Along with oral fluids, ingesting fruits and vegetables provide valuable sources of fluids with vitamins and minerals (Campbell & Spano, 2011).
Fluid regulation pre and during exercise
At least 4-hours before exercise, the athlete should consume approximately 5-7 ml of fluid per kilogram of body weight (Campbell & Spano, 2011). If the person’s urine is not light 2 hours before another fluid ingestion of 3-5 ml/kg of body weight is warranted (Campbell & Spano, 2011). Simultaneously, consuming sodium-rich foods can stimulate thirst and help retain fluids (Campbell & Spano, 2011).
During activities lasting 60 minutes or longer to prevent significant dehydration, one recommendation is the athlete ingest 3-8 oz of a 6-8% carbohydrate-electrolyte beverage every 10 to 20 minutes (Campbell & Spano, 2011). Consuming a beverage (or snacks) with adequate sodium (460-1,150 mg/l) and possibly some protein will help retain fluids (Campbell & Spano, 2011).
Post-exercise rehydration is important to replenish and lost fluid and electrolytes. Consuming 150% of lost weight in fluids in a six-hour period can achieve normal hydration. A recommendation is to consume 20 to 24 ounces of fluid for every pound lost during exercise (Campbell & Spano, 2011). The athlete may wish to consider a drink with electrolytes to replace lost sodium and chloride (Campbell & Spano, 2011). Depending on the interval to the next bout of exercise, consuming sodium-rich foods and beverages may facilitate rehydration as sodium is one of the key nutrients for fluid retention and maintaining thirst (Campbell & Spano, 2011).

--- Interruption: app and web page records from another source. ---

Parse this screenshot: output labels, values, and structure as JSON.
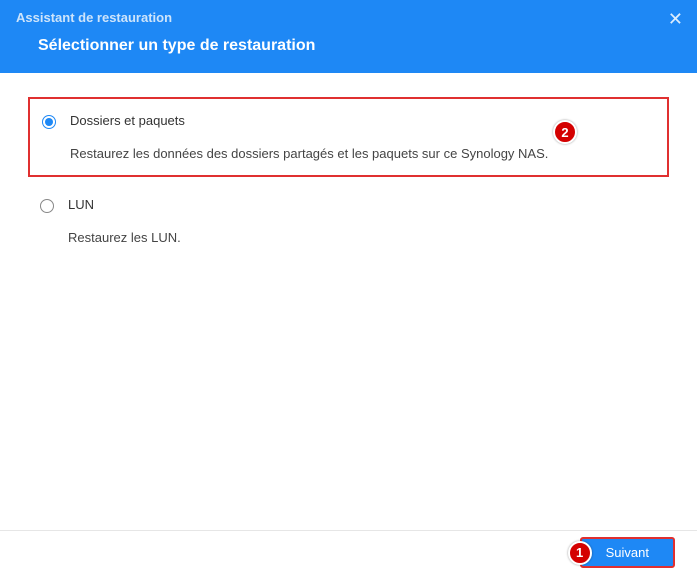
{
  "header": {
    "wizard_title": "Assistant de restauration",
    "step_title": "Sélectionner un type de restauration"
  },
  "options": [
    {
      "title": "Dossiers et paquets",
      "description": "Restaurez les données des dossiers partagés et les paquets sur ce Synology NAS.",
      "selected": true
    },
    {
      "title": "LUN",
      "description": "Restaurez les LUN.",
      "selected": false
    }
  ],
  "footer": {
    "next_label": "Suivant"
  },
  "callouts": {
    "one": "1",
    "two": "2"
  }
}
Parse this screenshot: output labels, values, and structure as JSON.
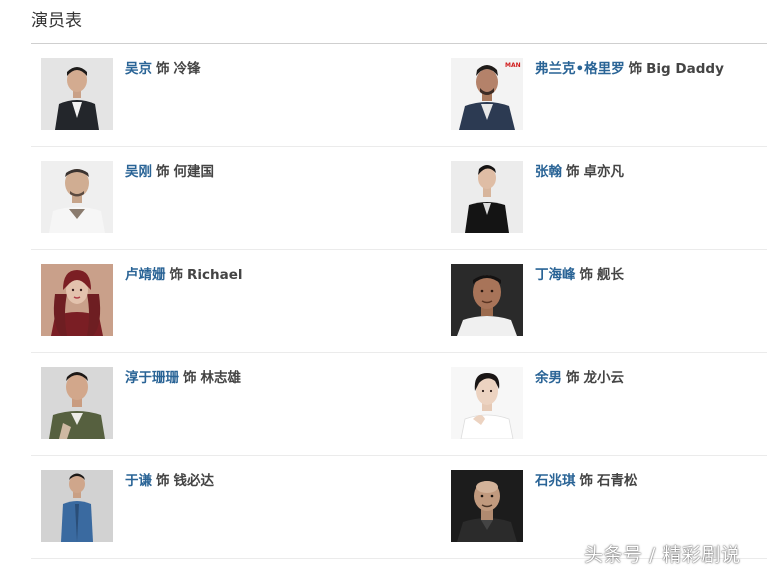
{
  "page": {
    "title": "演员表"
  },
  "cast": [
    {
      "actor": "吴京",
      "sep": "饰",
      "role": "冷锋",
      "photo": "wujing-photo"
    },
    {
      "actor": "弗兰克•格里罗",
      "sep": "饰",
      "role": "Big Daddy",
      "photo": "frank-grillo-photo"
    },
    {
      "actor": "吴刚",
      "sep": "饰",
      "role": "何建国",
      "photo": "wugang-photo"
    },
    {
      "actor": "张翰",
      "sep": "饰",
      "role": "卓亦凡",
      "photo": "zhanghan-photo"
    },
    {
      "actor": "卢靖姗",
      "sep": "饰",
      "role": "Richael",
      "photo": "lujingshan-photo"
    },
    {
      "actor": "丁海峰",
      "sep": "饰",
      "role": "舰长",
      "photo": "dinghaifeng-photo"
    },
    {
      "actor": "淳于珊珊",
      "sep": "饰",
      "role": "林志雄",
      "photo": "chunyushanshan-photo"
    },
    {
      "actor": "余男",
      "sep": "饰",
      "role": "龙小云",
      "photo": "yunan-photo"
    },
    {
      "actor": "于谦",
      "sep": "饰",
      "role": "钱必达",
      "photo": "yuqian-photo"
    },
    {
      "actor": "石兆琪",
      "sep": "饰",
      "role": "石青松",
      "photo": "shizhaoqi-photo"
    }
  ],
  "photo_badge": "MAN",
  "watermark": "头条号 / 精彩剧说",
  "colors": {
    "actor_link": "#2a6496",
    "text": "#444444",
    "divider": "#ebebeb"
  }
}
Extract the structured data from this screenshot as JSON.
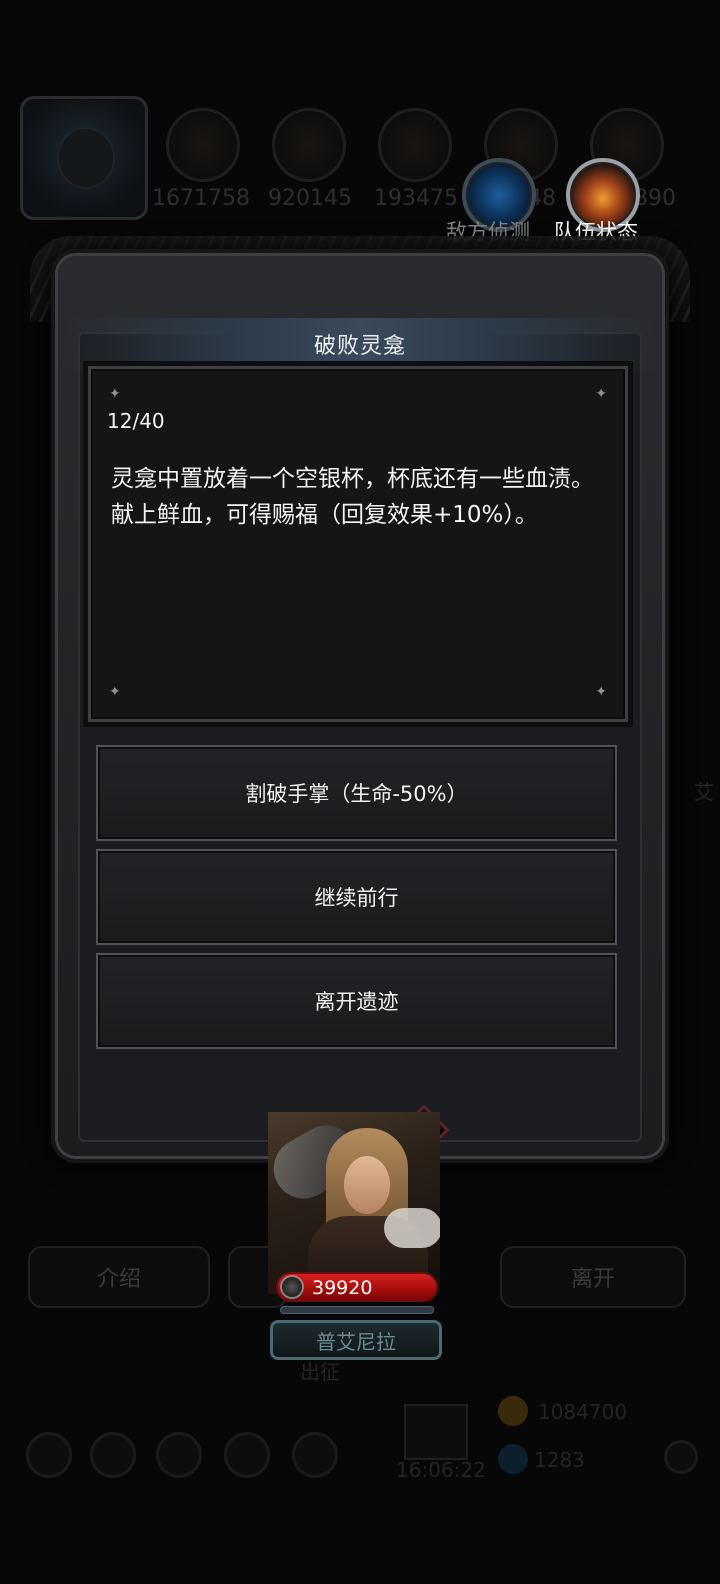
{
  "hud": {
    "resources": [
      {
        "icon": "orange-orb-icon",
        "value": "1671758"
      },
      {
        "icon": "gold-ingot-icon",
        "value": "920145"
      },
      {
        "icon": "stone-block-icon",
        "value": "193475"
      },
      {
        "icon": "blue-crystal-icon",
        "value": "148"
      },
      {
        "icon": "red-gem-icon",
        "value": "890"
      }
    ],
    "scout_label": "敌方侦测",
    "team_label": "队伍状态"
  },
  "background": {
    "intro_label": "介绍",
    "leave_label": "离开",
    "expedition_label": "出征",
    "gold_amount": "1084700",
    "gem_amount": "1283",
    "clock": "16:06:22",
    "edge_text": "艾"
  },
  "dialog": {
    "title": "破败灵龛",
    "progress": "12/40",
    "story_lines": [
      "灵龛中置放着一个空银杯，杯底还有一些血渍。",
      "献上鲜血，可得赐福（回复效果+10%）。"
    ],
    "choices": [
      {
        "label": "割破手掌（生命-50%）"
      },
      {
        "label": "继续前行"
      },
      {
        "label": "离开遗迹"
      }
    ]
  },
  "hero": {
    "hp": "39920",
    "name": "普艾尼拉"
  },
  "colors": {
    "hp_red": "#d82222",
    "title_bar": "#3a4a5c",
    "panel_bg": "#141517"
  }
}
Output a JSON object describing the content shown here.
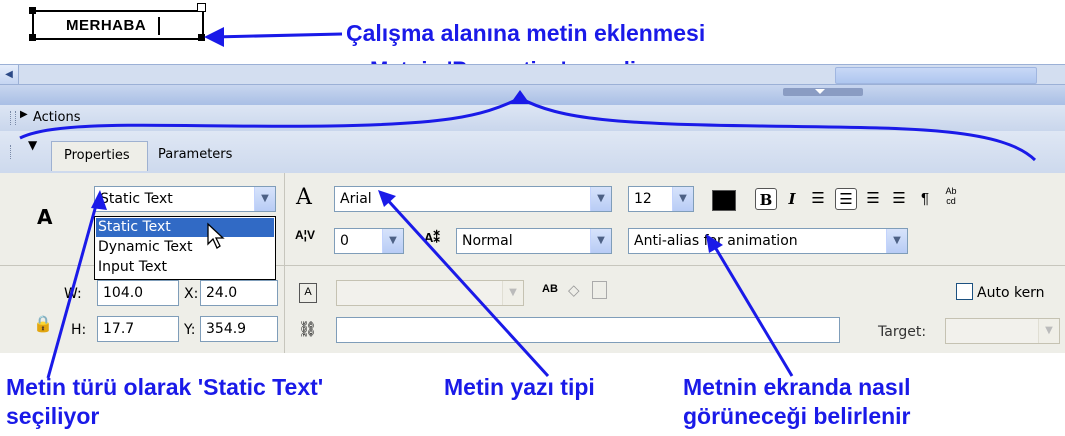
{
  "stage": {
    "text": "MERHABA"
  },
  "annotations": {
    "stage_note": "Çalışma alanına metin eklenmesi",
    "panel_note": "Metnin 'Properties' paneli",
    "type_note_line1": "Metin türü olarak 'Static Text'",
    "type_note_line2": "seçiliyor",
    "font_note": "Metin yazı tipi",
    "alias_note_line1": "Metnin ekranda nasıl",
    "alias_note_line2": "görüneceği belirlenir",
    "color": "#1a1ae8"
  },
  "actions_bar": {
    "label": "Actions"
  },
  "tabs": [
    {
      "label": "Properties"
    },
    {
      "label": "Parameters"
    }
  ],
  "properties": {
    "tool_glyph": "A",
    "text_type": {
      "selected": "Static Text",
      "options": [
        "Static Text",
        "Dynamic Text",
        "Input Text"
      ]
    },
    "font": {
      "value": "Arial"
    },
    "font_size": {
      "value": "12"
    },
    "letter_spacing": {
      "value": "0"
    },
    "char_position": {
      "value": "Normal"
    },
    "anti_alias": {
      "value": "Anti-alias for animation"
    },
    "width": {
      "label": "W:",
      "value": "104.0"
    },
    "height": {
      "label": "H:",
      "value": "17.7"
    },
    "x": {
      "label": "X:",
      "value": "24.0"
    },
    "y": {
      "label": "Y:",
      "value": "354.9"
    },
    "auto_kern": {
      "label": "Auto kern",
      "checked": false
    },
    "target": {
      "label": "Target:"
    },
    "fill_color": "#000000",
    "bold_glyph": "B",
    "italic_glyph": "I",
    "para_glyph": "¶"
  }
}
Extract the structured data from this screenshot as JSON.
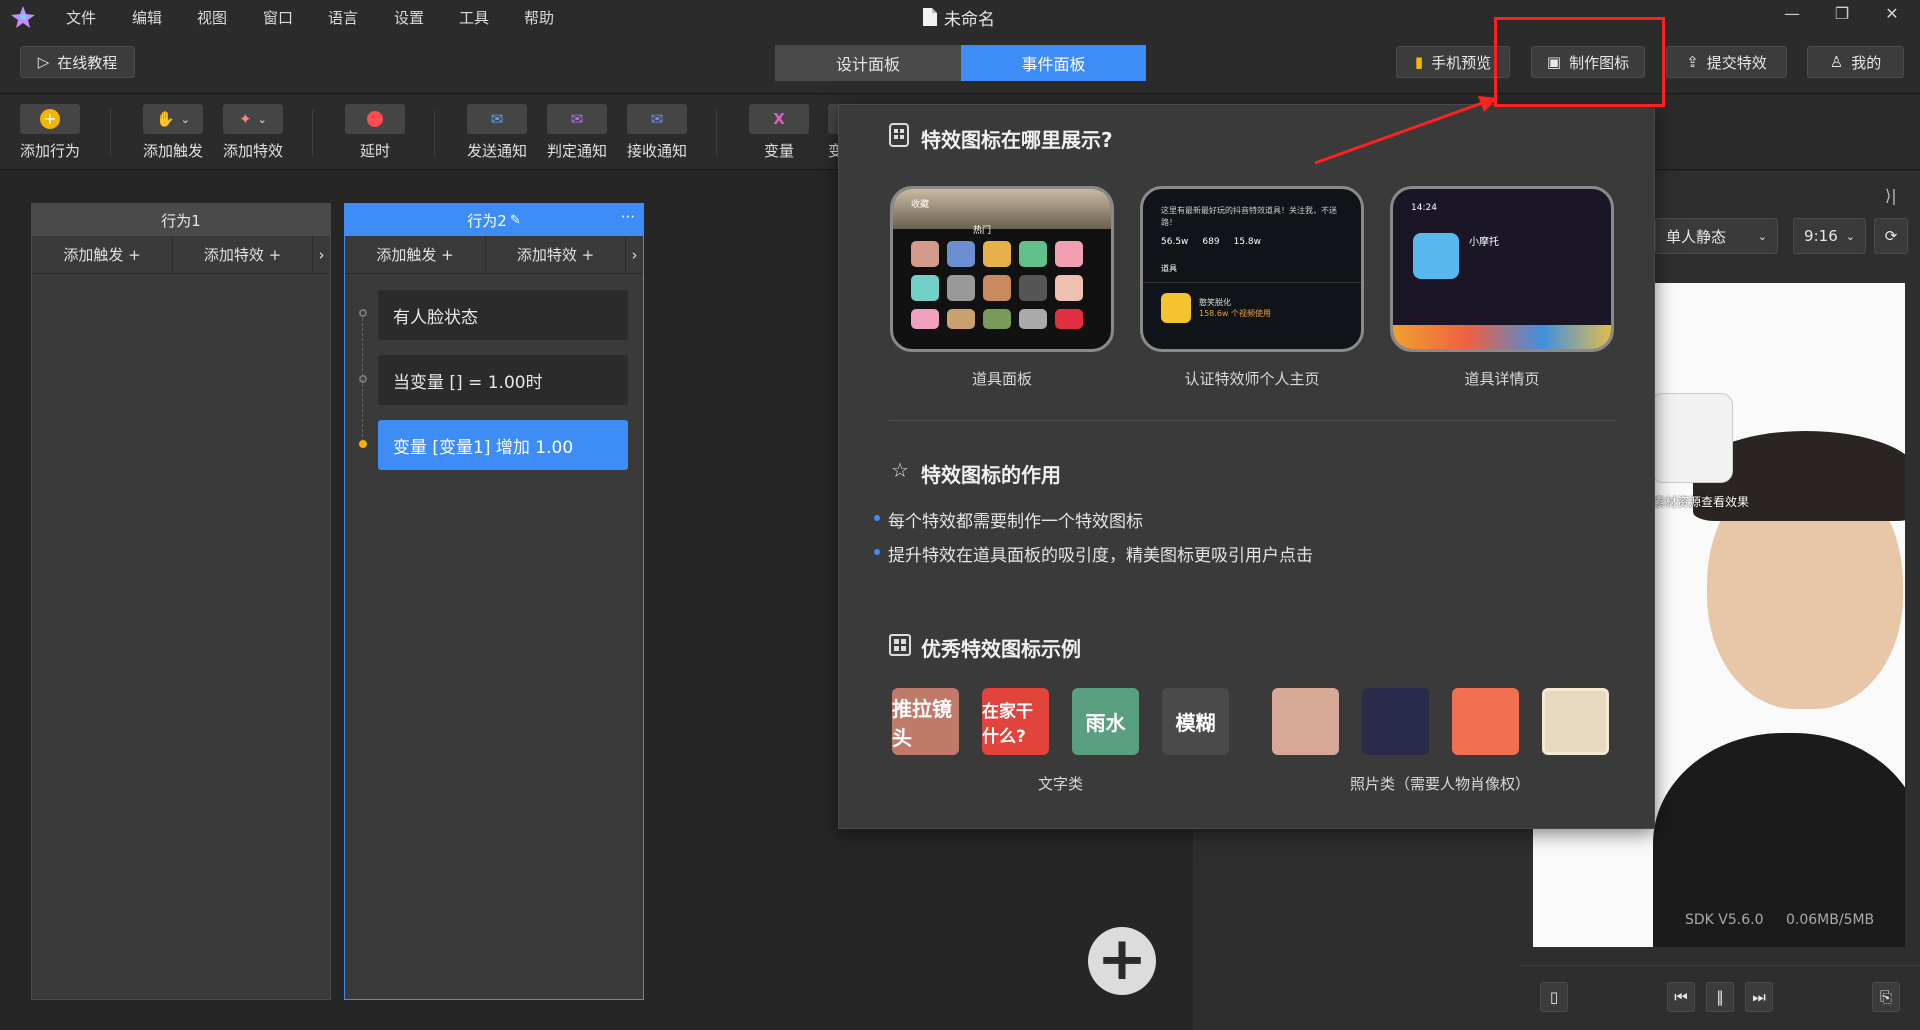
{
  "menubar": {
    "items": [
      "文件",
      "编辑",
      "视图",
      "窗口",
      "语言",
      "设置",
      "工具",
      "帮助"
    ],
    "title": "未命名"
  },
  "toolbar": {
    "tutorial": "在线教程",
    "design_tab": "设计面板",
    "event_tab": "事件面板",
    "phone_preview": "手机预览",
    "make_icon": "制作图标",
    "submit": "提交特效",
    "mine": "我的"
  },
  "tools": [
    {
      "label": "添加行为",
      "icon": "add-behavior-icon"
    },
    {
      "label": "添加触发",
      "icon": "hand-icon"
    },
    {
      "label": "添加特效",
      "icon": "magic-icon"
    },
    {
      "label": "延时",
      "icon": "timer-icon"
    },
    {
      "label": "发送通知",
      "icon": "send-mail-icon"
    },
    {
      "label": "判定通知",
      "icon": "judge-mail-icon"
    },
    {
      "label": "接收通知",
      "icon": "receive-mail-icon"
    },
    {
      "label": "变量",
      "icon": "variable-icon"
    },
    {
      "label": "变"
    }
  ],
  "behavior1": {
    "title": "行为1",
    "add_trigger": "添加触发 +",
    "add_effect": "添加特效 +"
  },
  "behavior2": {
    "title": "行为2",
    "add_trigger": "添加触发 +",
    "add_effect": "添加特效 +",
    "more": "···",
    "nodes": [
      "有人脸状态",
      "当变量 [] = 1.00时",
      "变量 [变量1] 增加 1.00"
    ]
  },
  "popup": {
    "where_title": "特效图标在哪里展示?",
    "shots": [
      {
        "label": "道具面板"
      },
      {
        "label": "认证特效师个人主页"
      },
      {
        "label": "道具详情页"
      }
    ],
    "shot2": {
      "line1": "这里有最新最好玩的抖音特效道具！关注我，不迷路！",
      "stat1": "56.5w",
      "stat2": "689",
      "stat3": "15.8w",
      "tab": "道具",
      "item": "憨笑脱化",
      "item_sub": "158.6w 个视频使用"
    },
    "shot3": {
      "time": "14:24",
      "name": "小摩托"
    },
    "shot1": {
      "tab": "热门",
      "fav": "收藏"
    },
    "role_title": "特效图标的作用",
    "bullets": [
      "每个特效都需要制作一个特效图标",
      "提升特效在道具面板的吸引度，精美图标更吸引用户点击"
    ],
    "examples_title": "优秀特效图标示例",
    "text_examples": [
      "推拉镜头",
      "在家干什么?",
      "雨水",
      "模糊"
    ],
    "text_category": "文字类",
    "photo_category": "照片类（需要人物肖像权）"
  },
  "preview": {
    "mode": "单人静态",
    "ratio": "9:16",
    "sdk": "SDK V5.6.0",
    "mem": "0.06MB/5MB",
    "overlay": "素材资源查看效果"
  }
}
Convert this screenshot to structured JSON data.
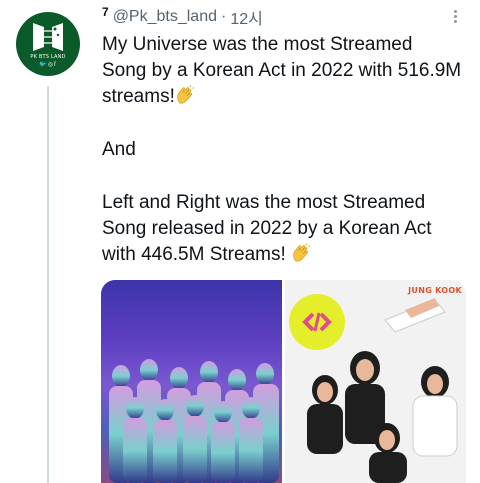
{
  "tweet": {
    "reply_count": "7",
    "handle": "@Pk_bts_land",
    "separator": "·",
    "time": "12시",
    "more_icon": "more-vertical-icon",
    "avatar": {
      "text": "PK BTS LAND",
      "icons": "🐦◎f",
      "background": "#0b5a2a"
    },
    "lines": [
      "My Universe was the most Streamed Song by a Korean Act in 2022 with 516.9M streams!",
      "And",
      "Left and Right was the most Streamed Song released in 2022 by a Korean Act with 446.5M Streams!"
    ],
    "clap_icon": "clapping-hands-icon",
    "media": {
      "left_image": "group-photo-my-universe",
      "right_image": "left-and-right-cover",
      "right_caption": "JUNG KOOK"
    }
  },
  "colors": {
    "text": "#0f1419",
    "secondary": "#536471",
    "thread_line": "#cfd9de"
  }
}
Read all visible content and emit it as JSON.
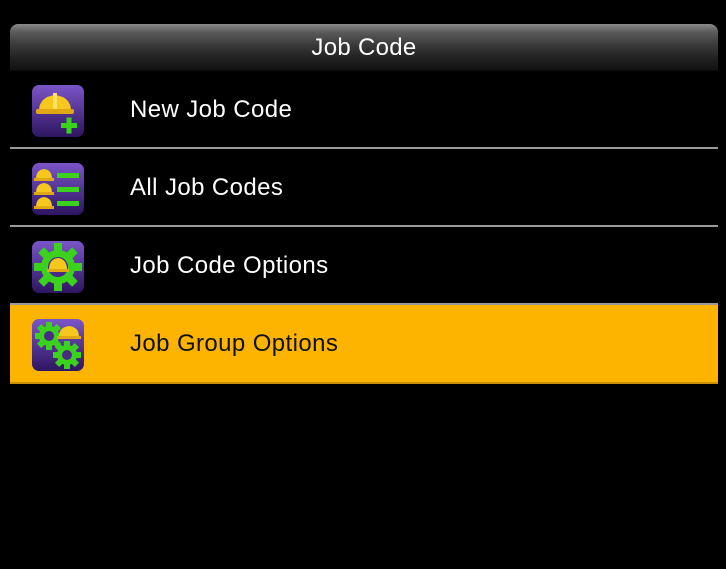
{
  "header": {
    "title": "Job Code"
  },
  "menu": {
    "items": [
      {
        "label": "New Job Code",
        "icon": "new-job-code-icon",
        "selected": false
      },
      {
        "label": "All Job Codes",
        "icon": "all-job-codes-icon",
        "selected": false
      },
      {
        "label": "Job Code Options",
        "icon": "job-code-options-icon",
        "selected": false
      },
      {
        "label": "Job Group Options",
        "icon": "job-group-options-icon",
        "selected": true
      }
    ]
  },
  "colors": {
    "background": "#000000",
    "selected_row": "#fdb400",
    "divider": "#9a9a9a",
    "icon_purple": "#4a2a86",
    "icon_yellow": "#f6c71c",
    "icon_green": "#3ad21c"
  }
}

Campbell, B. I., & Spano, M. A. (2011). NSCA’s guide to sport and exercise nutrition (Science of Strength and Conditioning). Champaign, IL: Human Kinetics.
McArdle, W. D., Katch, F. I., & Katch, V. L. (2014). Sports and exercise nutrition (4th ed.). Philadelphia, PA: Lippincott Williams & Wilkins.
McArdle, W. D., Katch, F. I., & Katch, V. L. (2015). Exercise physiology: Nutrition, energy, and human performance (8th ed.). Philadelphia, PA: Wolters Kluwer Health/Lippincott Williams & Wilkins.
Porcari, J., Brant, C., & Comana, F. (2015). Exercise Physiology. Philadelphia, PA: F.A. Davis Company.
REC urine chart [Digital image]. (n.d.). Retrieved from http://1.bp.blogspot.com/-vLJ9-k7Uhx8/TgsztUW94SI/AAAAAAAAAEM/iNf0JaIALKo/s1600/REC+Urine+Chart+2011.png
Reuter, B. (Ed.). (2012). Developing endurance (NSCA Sports Performance Series). Champaign, IL: Human Kinetics.
Terrados, N., & Maughan, R. J. (1995). Exercise in the heat: Strategies to minimize the adverse effects on performance. Journal of Sports Sciences, 13(Sup1). doi:10.1080/02640419508732278
Tipton, C. M. (Ed.). (2006). ACSM’s advanced exercise physiology. Philadelphia, PA: Lippincott Williams & Wilkins.
Backwoods wanderer with a passion for backpacking, hiking, and exploring the wilds of the Catskills and Adirondacks in New York. A Catskill 3500 Club Member and Adirondack Forty-Sixer. Climbed Mount Rainier. Professionally an Exercise Physiologist.